▶ **MATERIAL SHOWN**:
=== Section Start ===

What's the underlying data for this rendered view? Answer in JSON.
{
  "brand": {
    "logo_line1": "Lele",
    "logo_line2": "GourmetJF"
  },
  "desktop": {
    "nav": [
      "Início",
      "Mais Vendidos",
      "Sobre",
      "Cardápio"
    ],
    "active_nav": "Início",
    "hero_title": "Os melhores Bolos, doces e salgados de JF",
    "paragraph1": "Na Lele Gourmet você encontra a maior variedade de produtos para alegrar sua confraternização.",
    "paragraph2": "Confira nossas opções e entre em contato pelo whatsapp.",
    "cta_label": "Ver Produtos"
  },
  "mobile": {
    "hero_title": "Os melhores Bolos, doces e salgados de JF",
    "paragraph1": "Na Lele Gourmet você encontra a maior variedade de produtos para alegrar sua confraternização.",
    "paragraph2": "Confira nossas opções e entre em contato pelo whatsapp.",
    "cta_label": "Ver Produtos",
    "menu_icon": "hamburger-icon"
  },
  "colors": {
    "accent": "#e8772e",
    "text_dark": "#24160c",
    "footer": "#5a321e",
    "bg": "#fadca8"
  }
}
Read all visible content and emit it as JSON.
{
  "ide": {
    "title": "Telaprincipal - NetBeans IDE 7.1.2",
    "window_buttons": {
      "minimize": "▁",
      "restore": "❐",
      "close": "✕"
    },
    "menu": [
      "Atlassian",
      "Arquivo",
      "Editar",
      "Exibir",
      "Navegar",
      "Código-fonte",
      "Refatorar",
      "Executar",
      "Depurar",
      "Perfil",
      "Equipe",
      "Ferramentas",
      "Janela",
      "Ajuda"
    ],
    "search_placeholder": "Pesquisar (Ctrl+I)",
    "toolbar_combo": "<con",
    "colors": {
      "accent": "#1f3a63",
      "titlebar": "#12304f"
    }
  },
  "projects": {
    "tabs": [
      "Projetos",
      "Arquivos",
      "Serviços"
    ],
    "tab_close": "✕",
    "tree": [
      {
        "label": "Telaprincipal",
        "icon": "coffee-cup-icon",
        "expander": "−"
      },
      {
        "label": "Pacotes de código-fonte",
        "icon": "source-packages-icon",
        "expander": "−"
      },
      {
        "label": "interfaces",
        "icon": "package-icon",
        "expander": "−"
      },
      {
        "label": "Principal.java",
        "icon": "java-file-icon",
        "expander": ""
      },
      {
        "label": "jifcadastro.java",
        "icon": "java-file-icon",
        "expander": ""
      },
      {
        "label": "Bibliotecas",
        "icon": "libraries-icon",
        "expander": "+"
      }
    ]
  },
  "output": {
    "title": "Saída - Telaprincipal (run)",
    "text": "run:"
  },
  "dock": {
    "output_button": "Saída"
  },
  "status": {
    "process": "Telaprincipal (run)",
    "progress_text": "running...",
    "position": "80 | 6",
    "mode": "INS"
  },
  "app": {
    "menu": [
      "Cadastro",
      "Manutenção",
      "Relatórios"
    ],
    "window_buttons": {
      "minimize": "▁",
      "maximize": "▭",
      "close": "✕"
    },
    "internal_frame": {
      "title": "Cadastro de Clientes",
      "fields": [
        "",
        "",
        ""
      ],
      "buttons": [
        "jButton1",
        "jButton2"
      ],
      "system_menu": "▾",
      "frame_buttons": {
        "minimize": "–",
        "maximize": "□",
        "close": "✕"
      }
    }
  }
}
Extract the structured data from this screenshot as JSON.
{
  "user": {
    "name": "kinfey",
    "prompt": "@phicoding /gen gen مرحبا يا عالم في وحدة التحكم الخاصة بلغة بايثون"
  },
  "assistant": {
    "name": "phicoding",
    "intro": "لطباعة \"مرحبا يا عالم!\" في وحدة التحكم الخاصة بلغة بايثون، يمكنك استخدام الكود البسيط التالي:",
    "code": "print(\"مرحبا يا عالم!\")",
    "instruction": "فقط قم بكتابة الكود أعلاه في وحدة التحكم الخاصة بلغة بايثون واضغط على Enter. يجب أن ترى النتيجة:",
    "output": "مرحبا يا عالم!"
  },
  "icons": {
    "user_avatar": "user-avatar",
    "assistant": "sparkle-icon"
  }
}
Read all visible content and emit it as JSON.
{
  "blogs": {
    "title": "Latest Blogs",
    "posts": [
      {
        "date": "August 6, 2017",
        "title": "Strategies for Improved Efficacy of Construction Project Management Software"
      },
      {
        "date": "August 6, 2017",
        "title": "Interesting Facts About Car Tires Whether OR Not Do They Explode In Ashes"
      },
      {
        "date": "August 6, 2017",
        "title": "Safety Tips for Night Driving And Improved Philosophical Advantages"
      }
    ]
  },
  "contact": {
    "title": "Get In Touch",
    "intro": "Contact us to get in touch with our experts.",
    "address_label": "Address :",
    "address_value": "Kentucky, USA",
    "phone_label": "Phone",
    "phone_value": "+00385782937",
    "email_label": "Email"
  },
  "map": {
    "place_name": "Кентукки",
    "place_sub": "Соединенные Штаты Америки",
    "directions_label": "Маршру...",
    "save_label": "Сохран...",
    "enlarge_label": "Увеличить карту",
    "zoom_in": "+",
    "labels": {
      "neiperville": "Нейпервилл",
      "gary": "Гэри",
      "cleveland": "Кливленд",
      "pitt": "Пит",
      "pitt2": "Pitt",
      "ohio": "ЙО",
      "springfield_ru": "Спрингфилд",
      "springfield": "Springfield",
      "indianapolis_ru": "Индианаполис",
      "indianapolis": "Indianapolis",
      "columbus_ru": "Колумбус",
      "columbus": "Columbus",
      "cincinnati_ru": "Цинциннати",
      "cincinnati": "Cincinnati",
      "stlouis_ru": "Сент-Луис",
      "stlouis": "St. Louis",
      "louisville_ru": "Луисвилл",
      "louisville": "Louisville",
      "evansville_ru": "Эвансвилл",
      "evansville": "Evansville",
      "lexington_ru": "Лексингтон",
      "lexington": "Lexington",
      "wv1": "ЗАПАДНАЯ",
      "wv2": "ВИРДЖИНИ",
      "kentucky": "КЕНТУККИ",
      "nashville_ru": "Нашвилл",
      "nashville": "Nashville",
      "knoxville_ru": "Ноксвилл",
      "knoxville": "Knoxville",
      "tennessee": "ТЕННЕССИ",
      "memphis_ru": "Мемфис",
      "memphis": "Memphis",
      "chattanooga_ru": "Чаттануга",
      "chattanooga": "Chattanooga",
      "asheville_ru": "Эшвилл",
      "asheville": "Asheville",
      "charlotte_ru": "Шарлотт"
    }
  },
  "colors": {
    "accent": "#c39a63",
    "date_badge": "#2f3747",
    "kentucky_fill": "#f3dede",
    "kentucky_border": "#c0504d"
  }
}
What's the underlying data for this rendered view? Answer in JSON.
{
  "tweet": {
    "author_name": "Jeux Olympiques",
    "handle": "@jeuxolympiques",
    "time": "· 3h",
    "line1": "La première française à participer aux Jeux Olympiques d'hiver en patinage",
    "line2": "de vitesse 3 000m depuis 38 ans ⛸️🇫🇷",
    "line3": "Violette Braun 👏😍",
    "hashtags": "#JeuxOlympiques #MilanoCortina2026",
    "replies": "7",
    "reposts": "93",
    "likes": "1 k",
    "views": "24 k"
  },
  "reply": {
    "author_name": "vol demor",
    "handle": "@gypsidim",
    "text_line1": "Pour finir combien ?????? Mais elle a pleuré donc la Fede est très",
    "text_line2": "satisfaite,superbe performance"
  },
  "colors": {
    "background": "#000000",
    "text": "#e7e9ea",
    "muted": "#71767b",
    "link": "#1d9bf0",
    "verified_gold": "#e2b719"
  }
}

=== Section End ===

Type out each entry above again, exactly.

▶ **TASK OUTPUT**:
What's the underlying data for this rendered view? Answer in JSON.
{
  "brand": {
    "logo_line1": "Lele",
    "logo_line2": "GourmetJF"
  },
  "desktop": {
    "nav": [
      "Início",
      "Mais Vendidos",
      "Sobre",
      "Cardápio"
    ],
    "active_nav": "Início",
    "hero_title": "Os melhores Bolos, doces e salgados de JF",
    "paragraph1": "Na Lele Gourmet você encontra a maior variedade de produtos para alegrar sua confraternização.",
    "paragraph2": "Confira nossas opções e entre em contato pelo whatsapp.",
    "cta_label": "Ver Produtos"
  },
  "mobile": {
    "hero_title": "Os melhores Bolos, doces e salgados de JF",
    "paragraph1": "Na Lele Gourmet você encontra a maior variedade de produtos para alegrar sua confraternização.",
    "paragraph2": "Confira nossas opções e entre em contato pelo whatsapp.",
    "cta_label": "Ver Produtos",
    "menu_icon": "hamburger-icon"
  },
  "colors": {
    "accent": "#e8772e",
    "text_dark": "#24160c",
    "footer": "#5a321e",
    "bg": "#fadca8"
  }
}
Read all visible content and emit it as JSON.
{
  "ide": {
    "title": "Telaprincipal - NetBeans IDE 7.1.2",
    "window_buttons": {
      "minimize": "▁",
      "restore": "❐",
      "close": "✕"
    },
    "menu": [
      "Atlassian",
      "Arquivo",
      "Editar",
      "Exibir",
      "Navegar",
      "Código-fonte",
      "Refatorar",
      "Executar",
      "Depurar",
      "Perfil",
      "Equipe",
      "Ferramentas",
      "Janela",
      "Ajuda"
    ],
    "search_placeholder": "Pesquisar (Ctrl+I)",
    "toolbar_combo": "<con",
    "colors": {
      "accent": "#1f3a63",
      "titlebar": "#12304f"
    }
  },
  "projects": {
    "tabs": [
      "Projetos",
      "Arquivos",
      "Serviços"
    ],
    "tab_close": "✕",
    "tree": [
      {
        "label": "Telaprincipal",
        "icon": "coffee-cup-icon",
        "expander": "−"
      },
      {
        "label": "Pacotes de código-fonte",
        "icon": "source-packages-icon",
        "expander": "−"
      },
      {
        "label": "interfaces",
        "icon": "package-icon",
        "expander": "−"
      },
      {
        "label": "Principal.java",
        "icon": "java-file-icon",
        "expander": ""
      },
      {
        "label": "jifcadastro.java",
        "icon": "java-file-icon",
        "expander": ""
      },
      {
        "label": "Bibliotecas",
        "icon": "libraries-icon",
        "expander": "+"
      }
    ]
  },
  "output": {
    "title": "Saída - Telaprincipal (run)",
    "text": "run:"
  },
  "dock": {
    "output_button": "Saída"
  },
  "status": {
    "process": "Telaprincipal (run)",
    "progress_text": "running...",
    "position": "80 | 6",
    "mode": "INS"
  },
  "app": {
    "menu": [
      "Cadastro",
      "Manutenção",
      "Relatórios"
    ],
    "window_buttons": {
      "minimize": "▁",
      "maximize": "▭",
      "close": "✕"
    },
    "internal_frame": {
      "title": "Cadastro de Clientes",
      "fields": [
        "",
        "",
        ""
      ],
      "buttons": [
        "jButton1",
        "jButton2"
      ],
      "system_menu": "▾",
      "frame_buttons": {
        "minimize": "–",
        "maximize": "□",
        "close": "✕"
      }
    }
  }
}
Extract the structured data from this screenshot as JSON.
{
  "user": {
    "name": "kinfey",
    "prompt": "@phicoding /gen gen مرحبا يا عالم في وحدة التحكم الخاصة بلغة بايثون"
  },
  "assistant": {
    "name": "phicoding",
    "intro": "لطباعة \"مرحبا يا عالم!\" في وحدة التحكم الخاصة بلغة بايثون، يمكنك استخدام الكود البسيط التالي:",
    "code": "print(\"مرحبا يا عالم!\")",
    "instruction": "فقط قم بكتابة الكود أعلاه في وحدة التحكم الخاصة بلغة بايثون واضغط على Enter. يجب أن ترى النتيجة:",
    "output": "مرحبا يا عالم!"
  },
  "icons": {
    "user_avatar": "user-avatar",
    "assistant": "sparkle-icon"
  }
}
Read all visible content and emit it as JSON.
{
  "blogs": {
    "title": "Latest Blogs",
    "posts": [
      {
        "date": "August 6, 2017",
        "title": "Strategies for Improved Efficacy of Construction Project Management Software"
      },
      {
        "date": "August 6, 2017",
        "title": "Interesting Facts About Car Tires Whether OR Not Do They Explode In Ashes"
      },
      {
        "date": "August 6, 2017",
        "title": "Safety Tips for Night Driving And Improved Philosophical Advantages"
      }
    ]
  },
  "contact": {
    "title": "Get In Touch",
    "intro": "Contact us to get in touch with our experts.",
    "address_label": "Address :",
    "address_value": "Kentucky, USA",
    "phone_label": "Phone",
    "phone_value": "+00385782937",
    "email_label": "Email"
  },
  "map": {
    "place_name": "Кентукки",
    "place_sub": "Соединенные Штаты Америки",
    "directions_label": "Маршру...",
    "save_label": "Сохран...",
    "enlarge_label": "Увеличить карту",
    "zoom_in": "+",
    "labels": {
      "neiperville": "Нейпервилл",
      "gary": "Гэри",
      "cleveland": "Кливленд",
      "pitt": "Пит",
      "pitt2": "Pitt",
      "ohio": "ЙО",
      "springfield_ru": "Спрингфилд",
      "springfield": "Springfield",
      "indianapolis_ru": "Индианаполис",
      "indianapolis": "Indianapolis",
      "columbus_ru": "Колумбус",
      "columbus": "Columbus",
      "cincinnati_ru": "Цинциннати",
      "cincinnati": "Cincinnati",
      "stlouis_ru": "Сент-Луис",
      "stlouis": "St. Louis",
      "louisville_ru": "Луисвилл",
      "louisville": "Louisville",
      "evansville_ru": "Эвансвилл",
      "evansville": "Evansville",
      "lexington_ru": "Лексингтон",
      "lexington": "Lexington",
      "wv1": "ЗАПАДНАЯ",
      "wv2": "ВИРДЖИНИ",
      "kentucky": "КЕНТУККИ",
      "nashville_ru": "Нашвилл",
      "nashville": "Nashville",
      "knoxville_ru": "Ноксвилл",
      "knoxville": "Knoxville",
      "tennessee": "ТЕННЕССИ",
      "memphis_ru": "Мемфис",
      "memphis": "Memphis",
      "chattanooga_ru": "Чаттануга",
      "chattanooga": "Chattanooga",
      "asheville_ru": "Эшвилл",
      "asheville": "Asheville",
      "charlotte_ru": "Шарлотт"
    }
  },
  "colors": {
    "accent": "#c39a63",
    "date_badge": "#2f3747",
    "kentucky_fill": "#f3dede",
    "kentucky_border": "#c0504d"
  }
}
What's the underlying data for this rendered view? Answer in JSON.
{
  "tweet": {
    "author_name": "Jeux Olympiques",
    "handle": "@jeuxolympiques",
    "time": "· 3h",
    "line1": "La première française à participer aux Jeux Olympiques d'hiver en patinage",
    "line2": "de vitesse 3 000m depuis 38 ans ⛸️🇫🇷",
    "line3": "Violette Braun 👏😍",
    "hashtags": "#JeuxOlympiques #MilanoCortina2026",
    "replies": "7",
    "reposts": "93",
    "likes": "1 k",
    "views": "24 k"
  },
  "reply": {
    "author_name": "vol demor",
    "handle": "@gypsidim",
    "text_line1": "Pour finir combien ?????? Mais elle a pleuré donc la Fede est très",
    "text_line2": "satisfaite,superbe performance"
  },
  "colors": {
    "background": "#000000",
    "text": "#e7e9ea",
    "muted": "#71767b",
    "link": "#1d9bf0",
    "verified_gold": "#e2b719"
  }
}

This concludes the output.